7. Learn how to control a skid: Although this is probably best learned and practiced on a driving course, Pearl describes what you should do if you find yourself in an over-steer situation (meaning: your car is turning too much). "You have to go against your natural tendencies," he says. "Turn into the skid. You also need to accelerate." That last piece of advice seems to freak people out the most, he admits. "People don't think about accelerating to control the car." However, many over-steer skids can be controlled and a disaster averted simply by releasing the brake and gently accelerating. This transfers the weight from the front to the rear wheels, which allows you to steer into the direction of the skid, gain control of the vehicle and continue safely on your way. If you drive a rear-wheel-drive vehicle, cautions Pearl, be careful not to over-accelerate or the tires may spin and you will over-steer and slide out of the turn. In an under-steer skid (when your car refuses to turn and is sliding), once again it's important not to react instinctively by over-correcting the steering wheel, by braking or by doing both simultaneously. Under-steering is usually caused by entering a corner too quickly and then turning. To turn the vehicle effectively, your wheels need grip. If you react to an under-steer skid by turning more, you're only asking for more grip, which is unavailable. The same is true if you brake. Instead, Pearl advises, in an under-steer skid, carefully adjust your steering wheel until you regain some grip at the front wheels. Once grip is restored, gently and precisely add steering. Of course, this requires room to maneuver, but if you adhere to point No. 3 above, you should have plenty of room.

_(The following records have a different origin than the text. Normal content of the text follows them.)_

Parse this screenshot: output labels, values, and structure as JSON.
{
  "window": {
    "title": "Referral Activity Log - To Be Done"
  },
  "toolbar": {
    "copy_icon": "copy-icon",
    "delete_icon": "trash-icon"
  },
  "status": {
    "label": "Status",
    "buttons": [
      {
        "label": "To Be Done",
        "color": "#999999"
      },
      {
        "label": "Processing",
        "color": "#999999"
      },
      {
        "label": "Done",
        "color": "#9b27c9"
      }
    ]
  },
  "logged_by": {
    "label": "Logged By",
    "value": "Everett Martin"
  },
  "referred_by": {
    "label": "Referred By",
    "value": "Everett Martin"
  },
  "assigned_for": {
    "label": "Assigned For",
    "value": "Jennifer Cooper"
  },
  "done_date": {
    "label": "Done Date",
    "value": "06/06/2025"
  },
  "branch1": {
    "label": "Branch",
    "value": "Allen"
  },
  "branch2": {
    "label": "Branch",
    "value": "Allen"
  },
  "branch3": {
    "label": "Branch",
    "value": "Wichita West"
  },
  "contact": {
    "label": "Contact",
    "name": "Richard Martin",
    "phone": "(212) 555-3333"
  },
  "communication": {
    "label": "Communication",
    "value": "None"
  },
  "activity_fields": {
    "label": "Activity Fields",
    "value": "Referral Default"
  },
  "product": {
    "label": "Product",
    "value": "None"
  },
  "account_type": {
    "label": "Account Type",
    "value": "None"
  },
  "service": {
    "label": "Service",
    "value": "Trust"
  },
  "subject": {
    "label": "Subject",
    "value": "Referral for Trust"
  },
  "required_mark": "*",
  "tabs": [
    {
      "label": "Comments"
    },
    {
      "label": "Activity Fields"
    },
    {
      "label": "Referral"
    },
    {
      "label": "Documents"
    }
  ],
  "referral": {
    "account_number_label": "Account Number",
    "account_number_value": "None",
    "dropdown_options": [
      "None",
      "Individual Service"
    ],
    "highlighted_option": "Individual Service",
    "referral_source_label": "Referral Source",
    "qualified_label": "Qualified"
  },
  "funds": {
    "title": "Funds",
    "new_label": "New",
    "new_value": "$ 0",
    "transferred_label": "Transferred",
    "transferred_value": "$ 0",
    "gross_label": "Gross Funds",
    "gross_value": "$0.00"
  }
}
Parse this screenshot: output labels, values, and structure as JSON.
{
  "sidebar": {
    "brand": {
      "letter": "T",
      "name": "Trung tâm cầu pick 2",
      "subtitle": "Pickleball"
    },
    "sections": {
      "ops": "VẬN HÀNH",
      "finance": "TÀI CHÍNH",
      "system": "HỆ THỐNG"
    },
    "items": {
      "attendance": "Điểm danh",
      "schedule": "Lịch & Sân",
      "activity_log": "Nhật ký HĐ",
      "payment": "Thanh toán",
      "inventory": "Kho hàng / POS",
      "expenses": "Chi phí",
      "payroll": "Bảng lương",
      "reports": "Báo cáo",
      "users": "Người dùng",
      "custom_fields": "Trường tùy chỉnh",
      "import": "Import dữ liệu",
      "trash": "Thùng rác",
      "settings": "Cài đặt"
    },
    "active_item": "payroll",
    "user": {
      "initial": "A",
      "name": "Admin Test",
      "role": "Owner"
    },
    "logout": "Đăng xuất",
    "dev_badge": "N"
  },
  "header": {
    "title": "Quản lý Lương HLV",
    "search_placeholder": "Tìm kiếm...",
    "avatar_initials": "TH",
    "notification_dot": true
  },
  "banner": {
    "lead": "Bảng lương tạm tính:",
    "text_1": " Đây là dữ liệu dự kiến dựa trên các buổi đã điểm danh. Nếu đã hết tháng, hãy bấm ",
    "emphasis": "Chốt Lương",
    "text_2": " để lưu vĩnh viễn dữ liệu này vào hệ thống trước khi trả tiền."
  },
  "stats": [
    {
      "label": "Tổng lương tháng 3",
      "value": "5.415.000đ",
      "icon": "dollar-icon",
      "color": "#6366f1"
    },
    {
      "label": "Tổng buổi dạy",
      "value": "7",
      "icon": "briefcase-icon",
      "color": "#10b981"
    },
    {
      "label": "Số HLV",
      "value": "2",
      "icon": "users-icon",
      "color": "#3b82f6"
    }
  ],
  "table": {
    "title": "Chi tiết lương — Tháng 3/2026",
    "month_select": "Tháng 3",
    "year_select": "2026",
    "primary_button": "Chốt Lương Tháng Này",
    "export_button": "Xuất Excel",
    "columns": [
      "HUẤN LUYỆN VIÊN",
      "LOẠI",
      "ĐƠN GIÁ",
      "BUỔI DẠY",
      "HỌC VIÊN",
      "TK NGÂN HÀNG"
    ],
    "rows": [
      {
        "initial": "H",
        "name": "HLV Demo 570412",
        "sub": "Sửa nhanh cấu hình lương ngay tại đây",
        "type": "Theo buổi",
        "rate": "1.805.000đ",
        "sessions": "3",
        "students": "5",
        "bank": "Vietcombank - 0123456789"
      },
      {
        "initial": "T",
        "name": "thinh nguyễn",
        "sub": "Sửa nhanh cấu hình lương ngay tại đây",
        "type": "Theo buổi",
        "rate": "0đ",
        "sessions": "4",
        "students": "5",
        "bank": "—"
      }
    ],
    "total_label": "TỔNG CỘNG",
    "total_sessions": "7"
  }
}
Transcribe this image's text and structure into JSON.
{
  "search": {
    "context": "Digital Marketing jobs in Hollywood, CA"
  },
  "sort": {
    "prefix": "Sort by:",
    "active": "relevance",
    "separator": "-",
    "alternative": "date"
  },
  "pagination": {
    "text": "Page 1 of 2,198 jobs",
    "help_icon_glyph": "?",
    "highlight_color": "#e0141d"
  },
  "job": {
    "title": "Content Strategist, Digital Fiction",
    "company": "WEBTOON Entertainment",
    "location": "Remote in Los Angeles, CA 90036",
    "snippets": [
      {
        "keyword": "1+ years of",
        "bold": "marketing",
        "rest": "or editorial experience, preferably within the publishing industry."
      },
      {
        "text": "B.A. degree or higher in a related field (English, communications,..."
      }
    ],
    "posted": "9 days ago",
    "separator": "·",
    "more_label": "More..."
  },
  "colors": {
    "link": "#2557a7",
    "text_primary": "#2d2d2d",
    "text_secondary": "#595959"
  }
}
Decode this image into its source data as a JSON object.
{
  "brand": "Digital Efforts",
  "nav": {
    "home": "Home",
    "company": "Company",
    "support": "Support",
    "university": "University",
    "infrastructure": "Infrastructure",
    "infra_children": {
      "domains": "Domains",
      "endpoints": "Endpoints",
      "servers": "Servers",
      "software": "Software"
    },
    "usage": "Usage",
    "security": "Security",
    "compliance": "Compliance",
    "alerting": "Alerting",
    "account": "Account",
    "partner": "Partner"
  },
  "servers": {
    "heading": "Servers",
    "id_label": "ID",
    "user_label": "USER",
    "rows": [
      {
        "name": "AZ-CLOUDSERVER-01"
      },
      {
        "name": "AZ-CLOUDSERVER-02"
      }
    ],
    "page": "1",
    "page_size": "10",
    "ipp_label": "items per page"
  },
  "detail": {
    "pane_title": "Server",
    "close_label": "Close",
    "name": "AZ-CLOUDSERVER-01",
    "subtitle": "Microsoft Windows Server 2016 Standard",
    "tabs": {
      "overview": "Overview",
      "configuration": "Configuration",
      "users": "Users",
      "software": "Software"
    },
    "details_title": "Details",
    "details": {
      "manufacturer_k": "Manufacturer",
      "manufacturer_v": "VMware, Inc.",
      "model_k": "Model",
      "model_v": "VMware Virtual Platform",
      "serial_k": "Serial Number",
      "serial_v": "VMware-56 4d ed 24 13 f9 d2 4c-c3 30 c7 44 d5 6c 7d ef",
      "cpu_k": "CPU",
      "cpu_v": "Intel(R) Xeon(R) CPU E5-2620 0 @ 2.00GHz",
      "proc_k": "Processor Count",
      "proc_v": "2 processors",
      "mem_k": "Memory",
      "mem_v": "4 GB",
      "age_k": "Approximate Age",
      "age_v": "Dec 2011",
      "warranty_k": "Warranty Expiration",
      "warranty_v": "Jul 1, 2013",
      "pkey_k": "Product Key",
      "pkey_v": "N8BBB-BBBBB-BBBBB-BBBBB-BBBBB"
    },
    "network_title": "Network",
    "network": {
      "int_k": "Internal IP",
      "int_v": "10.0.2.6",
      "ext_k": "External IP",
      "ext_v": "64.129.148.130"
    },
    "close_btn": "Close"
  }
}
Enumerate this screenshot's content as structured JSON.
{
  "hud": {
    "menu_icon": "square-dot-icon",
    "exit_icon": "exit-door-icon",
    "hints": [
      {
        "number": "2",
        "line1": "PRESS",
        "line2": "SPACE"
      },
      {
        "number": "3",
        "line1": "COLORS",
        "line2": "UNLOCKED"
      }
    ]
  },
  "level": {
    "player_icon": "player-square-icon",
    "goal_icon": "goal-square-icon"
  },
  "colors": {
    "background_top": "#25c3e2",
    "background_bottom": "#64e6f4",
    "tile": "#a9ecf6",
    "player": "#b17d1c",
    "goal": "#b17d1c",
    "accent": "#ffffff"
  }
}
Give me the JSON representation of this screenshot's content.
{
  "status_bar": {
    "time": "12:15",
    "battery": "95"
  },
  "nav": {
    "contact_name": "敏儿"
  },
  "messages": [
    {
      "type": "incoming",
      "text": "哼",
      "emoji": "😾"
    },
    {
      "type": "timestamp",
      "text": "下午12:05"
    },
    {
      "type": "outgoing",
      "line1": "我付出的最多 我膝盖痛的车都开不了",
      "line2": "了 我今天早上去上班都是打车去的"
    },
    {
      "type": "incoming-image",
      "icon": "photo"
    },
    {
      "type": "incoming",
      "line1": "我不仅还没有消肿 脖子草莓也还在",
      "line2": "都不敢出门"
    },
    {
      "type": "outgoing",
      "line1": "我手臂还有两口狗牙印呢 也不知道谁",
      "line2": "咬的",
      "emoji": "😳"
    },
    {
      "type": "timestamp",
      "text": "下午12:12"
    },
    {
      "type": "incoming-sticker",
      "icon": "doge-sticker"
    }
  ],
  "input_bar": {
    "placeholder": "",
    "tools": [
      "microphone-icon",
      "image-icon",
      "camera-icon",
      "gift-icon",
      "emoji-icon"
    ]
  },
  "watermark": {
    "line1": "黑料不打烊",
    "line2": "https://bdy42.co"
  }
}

Mastering control of your vehicle in snow and other winter driving conditions comes with learning proper driving techniques and with experience. In time, encourages Pearl, you should develop what he calls a good "seat of the pants" feel for winter driving, meaning an intuition about how your car will behave in certain situations and circumstances.
If you have been unfortunate enough to succumb to an accident due to the snow, or any other reason, visit your Denver Car Repair Center, at one of our local Groove Auto dealerships. Our experienced Service consultants and technicians will be able to take care of you and your vehicle and get you back on the road as quickly as possible.